Health insurance company executives and health insurance marketers are celebrating the Trump administration’s release of a new short-term medical insurance final rule.
The final rule, set to appear in the Federal Register Friday, will let in issuer offer short-term medical insurance with in initial term of up to 364 days.
With extensions, the coverage can last for up to 36 months.
Under former President Barack Obama, regulators had capped short-term medical insurance benefit periods at three months — to keep the products from peeling younger, healthier consumers away from the individual major medical market, and to reduce the possibility that consumers might end up with much less coverage than they expected, or need.
Estimates of the number of people who have some kind of short-term medical insurance now range from fewer than 200,000 to up to 1 million.
Although the market is small, policymakers see it as important, because a provision in the Affordable Care Act exempts “excepted products,” including short-term medical insurance, from the underwriting rules and benefits rules that now apply to major medical insurance.
In a state with friendly regulations and regulators, an issuer of short-term medical insurance can hold premiums down by rejecting applicants with even minor health problems, excluding coverage for services such as mental health care, and cap annual benefits at any level the market will bear.
The ACA won’t let an issuer of new individual major medical coverage do any of those things.

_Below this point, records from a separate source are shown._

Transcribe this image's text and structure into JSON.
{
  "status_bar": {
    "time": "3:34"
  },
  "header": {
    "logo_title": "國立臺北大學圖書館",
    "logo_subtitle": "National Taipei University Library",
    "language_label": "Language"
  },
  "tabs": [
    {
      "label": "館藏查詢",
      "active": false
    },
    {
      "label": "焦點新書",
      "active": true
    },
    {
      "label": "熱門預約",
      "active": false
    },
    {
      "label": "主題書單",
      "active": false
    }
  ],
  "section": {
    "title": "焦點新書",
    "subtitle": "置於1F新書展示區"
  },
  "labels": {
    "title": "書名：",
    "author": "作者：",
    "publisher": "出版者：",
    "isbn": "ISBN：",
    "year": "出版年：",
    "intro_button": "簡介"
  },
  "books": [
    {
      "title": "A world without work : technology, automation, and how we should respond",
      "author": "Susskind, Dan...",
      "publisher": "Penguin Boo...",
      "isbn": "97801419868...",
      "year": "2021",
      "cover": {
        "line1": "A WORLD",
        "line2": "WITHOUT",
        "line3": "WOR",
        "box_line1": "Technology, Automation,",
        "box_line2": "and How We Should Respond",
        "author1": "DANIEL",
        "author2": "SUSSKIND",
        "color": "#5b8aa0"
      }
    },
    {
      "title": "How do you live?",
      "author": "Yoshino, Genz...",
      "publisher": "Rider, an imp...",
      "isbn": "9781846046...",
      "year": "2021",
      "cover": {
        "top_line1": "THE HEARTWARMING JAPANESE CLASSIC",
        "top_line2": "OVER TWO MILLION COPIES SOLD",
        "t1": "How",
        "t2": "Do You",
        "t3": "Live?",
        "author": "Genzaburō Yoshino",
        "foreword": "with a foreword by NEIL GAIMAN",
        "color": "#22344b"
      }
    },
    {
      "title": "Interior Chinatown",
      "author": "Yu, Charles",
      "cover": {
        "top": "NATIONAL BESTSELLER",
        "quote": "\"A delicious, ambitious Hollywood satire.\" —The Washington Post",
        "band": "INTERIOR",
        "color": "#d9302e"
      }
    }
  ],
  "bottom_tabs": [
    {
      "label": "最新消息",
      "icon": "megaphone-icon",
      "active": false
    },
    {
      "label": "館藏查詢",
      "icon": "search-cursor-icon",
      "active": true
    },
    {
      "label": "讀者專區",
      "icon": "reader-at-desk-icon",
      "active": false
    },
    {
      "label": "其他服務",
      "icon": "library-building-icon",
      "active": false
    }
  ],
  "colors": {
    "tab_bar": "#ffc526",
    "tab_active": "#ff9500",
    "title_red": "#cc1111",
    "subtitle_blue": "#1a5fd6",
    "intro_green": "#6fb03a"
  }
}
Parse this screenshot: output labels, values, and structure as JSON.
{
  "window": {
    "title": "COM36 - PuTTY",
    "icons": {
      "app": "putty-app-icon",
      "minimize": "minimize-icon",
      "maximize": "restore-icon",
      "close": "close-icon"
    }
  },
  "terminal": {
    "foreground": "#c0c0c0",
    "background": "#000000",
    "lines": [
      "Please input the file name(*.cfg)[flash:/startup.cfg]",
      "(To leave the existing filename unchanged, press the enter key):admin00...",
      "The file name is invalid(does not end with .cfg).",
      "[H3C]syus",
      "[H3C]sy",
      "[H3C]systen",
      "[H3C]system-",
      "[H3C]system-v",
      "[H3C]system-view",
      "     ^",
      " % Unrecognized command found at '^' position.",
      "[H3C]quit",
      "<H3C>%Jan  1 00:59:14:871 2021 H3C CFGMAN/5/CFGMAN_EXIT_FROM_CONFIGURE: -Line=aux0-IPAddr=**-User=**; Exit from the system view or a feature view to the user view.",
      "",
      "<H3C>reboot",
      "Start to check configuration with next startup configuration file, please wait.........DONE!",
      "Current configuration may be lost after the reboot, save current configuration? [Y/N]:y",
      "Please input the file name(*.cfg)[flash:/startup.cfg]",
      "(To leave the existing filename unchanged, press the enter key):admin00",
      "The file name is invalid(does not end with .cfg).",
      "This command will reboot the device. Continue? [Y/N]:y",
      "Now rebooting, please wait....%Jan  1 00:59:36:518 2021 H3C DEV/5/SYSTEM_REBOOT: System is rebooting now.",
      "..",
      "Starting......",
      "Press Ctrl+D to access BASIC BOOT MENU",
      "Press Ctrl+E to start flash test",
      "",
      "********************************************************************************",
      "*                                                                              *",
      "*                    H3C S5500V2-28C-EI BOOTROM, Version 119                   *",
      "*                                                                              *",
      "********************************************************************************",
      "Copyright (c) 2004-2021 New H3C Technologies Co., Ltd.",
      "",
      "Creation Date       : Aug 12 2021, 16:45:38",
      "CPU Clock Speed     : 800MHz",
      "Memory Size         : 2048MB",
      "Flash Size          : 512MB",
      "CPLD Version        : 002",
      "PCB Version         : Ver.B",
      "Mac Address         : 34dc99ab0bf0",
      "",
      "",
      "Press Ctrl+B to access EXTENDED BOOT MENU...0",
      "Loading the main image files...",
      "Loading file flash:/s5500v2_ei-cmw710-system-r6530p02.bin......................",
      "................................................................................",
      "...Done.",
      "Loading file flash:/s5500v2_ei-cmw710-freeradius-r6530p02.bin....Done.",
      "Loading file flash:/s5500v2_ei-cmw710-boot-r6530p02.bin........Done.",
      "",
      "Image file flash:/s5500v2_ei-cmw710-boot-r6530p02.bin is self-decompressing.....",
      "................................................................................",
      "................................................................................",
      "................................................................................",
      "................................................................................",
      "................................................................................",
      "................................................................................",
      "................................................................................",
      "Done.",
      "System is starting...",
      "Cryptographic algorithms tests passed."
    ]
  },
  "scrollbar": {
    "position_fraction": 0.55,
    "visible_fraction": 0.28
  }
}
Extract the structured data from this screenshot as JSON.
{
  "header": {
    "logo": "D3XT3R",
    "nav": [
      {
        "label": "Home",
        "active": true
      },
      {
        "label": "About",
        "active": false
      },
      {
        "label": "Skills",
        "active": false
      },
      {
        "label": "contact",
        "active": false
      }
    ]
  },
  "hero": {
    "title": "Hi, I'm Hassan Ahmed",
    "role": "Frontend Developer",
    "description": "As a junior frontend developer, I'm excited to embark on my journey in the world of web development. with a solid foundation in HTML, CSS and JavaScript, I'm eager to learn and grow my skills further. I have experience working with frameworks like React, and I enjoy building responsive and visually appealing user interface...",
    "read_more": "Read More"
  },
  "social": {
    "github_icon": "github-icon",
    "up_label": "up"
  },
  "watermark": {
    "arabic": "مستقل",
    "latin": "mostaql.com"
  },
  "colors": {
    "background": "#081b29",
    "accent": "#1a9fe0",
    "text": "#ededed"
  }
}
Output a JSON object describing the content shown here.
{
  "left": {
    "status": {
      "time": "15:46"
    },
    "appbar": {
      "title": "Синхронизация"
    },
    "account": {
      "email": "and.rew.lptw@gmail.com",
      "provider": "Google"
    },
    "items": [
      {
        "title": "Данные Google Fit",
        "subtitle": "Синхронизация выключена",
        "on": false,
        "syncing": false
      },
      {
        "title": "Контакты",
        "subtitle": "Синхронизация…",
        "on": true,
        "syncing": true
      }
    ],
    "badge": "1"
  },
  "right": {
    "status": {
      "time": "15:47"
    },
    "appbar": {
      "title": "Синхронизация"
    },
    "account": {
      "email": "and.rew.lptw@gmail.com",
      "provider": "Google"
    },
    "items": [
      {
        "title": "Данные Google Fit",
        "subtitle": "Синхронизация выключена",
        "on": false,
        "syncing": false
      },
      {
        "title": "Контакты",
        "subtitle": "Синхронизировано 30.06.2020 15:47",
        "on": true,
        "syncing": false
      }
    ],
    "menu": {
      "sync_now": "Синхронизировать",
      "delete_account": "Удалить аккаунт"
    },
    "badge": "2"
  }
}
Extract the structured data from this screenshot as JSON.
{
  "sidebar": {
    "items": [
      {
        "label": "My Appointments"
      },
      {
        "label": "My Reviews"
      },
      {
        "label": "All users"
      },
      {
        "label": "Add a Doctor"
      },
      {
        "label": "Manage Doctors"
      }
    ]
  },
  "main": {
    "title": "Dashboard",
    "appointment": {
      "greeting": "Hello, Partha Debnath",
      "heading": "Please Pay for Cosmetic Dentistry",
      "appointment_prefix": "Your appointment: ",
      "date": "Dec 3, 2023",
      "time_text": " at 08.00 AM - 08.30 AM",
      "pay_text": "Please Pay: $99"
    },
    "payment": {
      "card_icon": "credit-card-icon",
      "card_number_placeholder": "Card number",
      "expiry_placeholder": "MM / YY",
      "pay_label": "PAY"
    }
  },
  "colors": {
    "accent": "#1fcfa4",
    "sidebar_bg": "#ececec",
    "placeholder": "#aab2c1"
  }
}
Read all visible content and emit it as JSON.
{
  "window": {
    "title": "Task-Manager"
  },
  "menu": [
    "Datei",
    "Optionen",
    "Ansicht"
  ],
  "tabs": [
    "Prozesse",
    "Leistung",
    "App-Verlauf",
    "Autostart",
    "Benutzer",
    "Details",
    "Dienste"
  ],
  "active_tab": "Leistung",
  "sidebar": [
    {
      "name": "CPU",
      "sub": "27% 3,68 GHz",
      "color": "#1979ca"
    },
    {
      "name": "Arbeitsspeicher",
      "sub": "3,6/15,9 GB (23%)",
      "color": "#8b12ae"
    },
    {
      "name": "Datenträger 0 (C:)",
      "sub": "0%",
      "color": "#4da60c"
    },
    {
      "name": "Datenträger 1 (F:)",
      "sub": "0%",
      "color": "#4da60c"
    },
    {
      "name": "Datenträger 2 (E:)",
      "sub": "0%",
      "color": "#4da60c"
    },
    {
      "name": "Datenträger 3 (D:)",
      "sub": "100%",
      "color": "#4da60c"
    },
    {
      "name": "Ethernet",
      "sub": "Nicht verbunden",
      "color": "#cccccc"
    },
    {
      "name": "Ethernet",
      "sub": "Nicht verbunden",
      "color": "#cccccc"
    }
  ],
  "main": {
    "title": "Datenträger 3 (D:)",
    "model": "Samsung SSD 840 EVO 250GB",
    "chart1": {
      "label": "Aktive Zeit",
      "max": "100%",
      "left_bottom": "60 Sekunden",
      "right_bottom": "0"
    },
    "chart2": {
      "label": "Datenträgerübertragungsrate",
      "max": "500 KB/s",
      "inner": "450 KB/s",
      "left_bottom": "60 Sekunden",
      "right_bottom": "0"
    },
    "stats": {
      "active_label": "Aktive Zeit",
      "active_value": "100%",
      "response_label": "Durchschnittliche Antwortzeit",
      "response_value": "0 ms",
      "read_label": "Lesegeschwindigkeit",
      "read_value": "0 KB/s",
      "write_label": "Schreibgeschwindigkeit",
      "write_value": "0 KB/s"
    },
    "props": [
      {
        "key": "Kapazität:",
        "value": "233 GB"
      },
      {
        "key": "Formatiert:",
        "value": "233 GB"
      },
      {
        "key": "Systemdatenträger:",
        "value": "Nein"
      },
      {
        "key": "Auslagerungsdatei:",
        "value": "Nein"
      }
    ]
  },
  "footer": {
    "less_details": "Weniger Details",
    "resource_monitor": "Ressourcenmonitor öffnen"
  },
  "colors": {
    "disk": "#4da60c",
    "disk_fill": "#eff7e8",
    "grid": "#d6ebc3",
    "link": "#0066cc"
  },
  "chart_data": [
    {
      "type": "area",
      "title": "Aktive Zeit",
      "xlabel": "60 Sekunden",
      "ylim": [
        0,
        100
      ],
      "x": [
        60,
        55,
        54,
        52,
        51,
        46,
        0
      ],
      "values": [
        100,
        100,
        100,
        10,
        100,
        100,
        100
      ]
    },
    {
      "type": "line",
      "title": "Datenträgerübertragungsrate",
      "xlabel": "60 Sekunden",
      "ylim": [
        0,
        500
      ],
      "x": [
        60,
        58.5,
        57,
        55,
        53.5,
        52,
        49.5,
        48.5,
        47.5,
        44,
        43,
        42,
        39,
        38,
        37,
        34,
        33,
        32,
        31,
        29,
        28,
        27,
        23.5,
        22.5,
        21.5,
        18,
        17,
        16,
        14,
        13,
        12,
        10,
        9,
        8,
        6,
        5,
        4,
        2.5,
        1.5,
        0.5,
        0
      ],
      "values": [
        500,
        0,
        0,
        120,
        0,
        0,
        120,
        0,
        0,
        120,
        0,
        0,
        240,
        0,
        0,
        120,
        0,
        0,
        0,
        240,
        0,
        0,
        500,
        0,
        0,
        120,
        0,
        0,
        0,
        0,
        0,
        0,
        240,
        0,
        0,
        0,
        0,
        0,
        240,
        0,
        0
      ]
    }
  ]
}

Short-term medical insurance market watchers are now racing to come up with forecasts of how the new regulations might affect the market.
Here are five (very) early answers.
1. Short-term medical insurance could end up in an interesting horse race with Affordable Care Act public exchange plan coverage.
The ACA individual major medical open enrollment period is set to start Nov. 1 and run until Dec. 15.
Jan Dubauskas, the chief government affairs officers at HealtheDeals.com, a web-based health insurance supermarket division of the IHC Group, points out that the short-term medical insurance regulations will actually take effect in October — right before the individual major medical open enrollment period begins.
2. Short-term medical insurance distributors are predicting that they’ll have the capacity to meet any surge in demand that materializes as a result of the lifting of the duration cap.
Gavin Southwell, the chief executive officer of Health Insurance Innovations Inc., a major short-term medical insurance distributor and the parent of the AgileHealthInsurance quote service, said adding new and updated short-term medical insurance products to the company’s existing systems will take just a few days.
Training agents and updating quality control efforts should also be a quick process, Southwell told securities analysts today, during a conference call.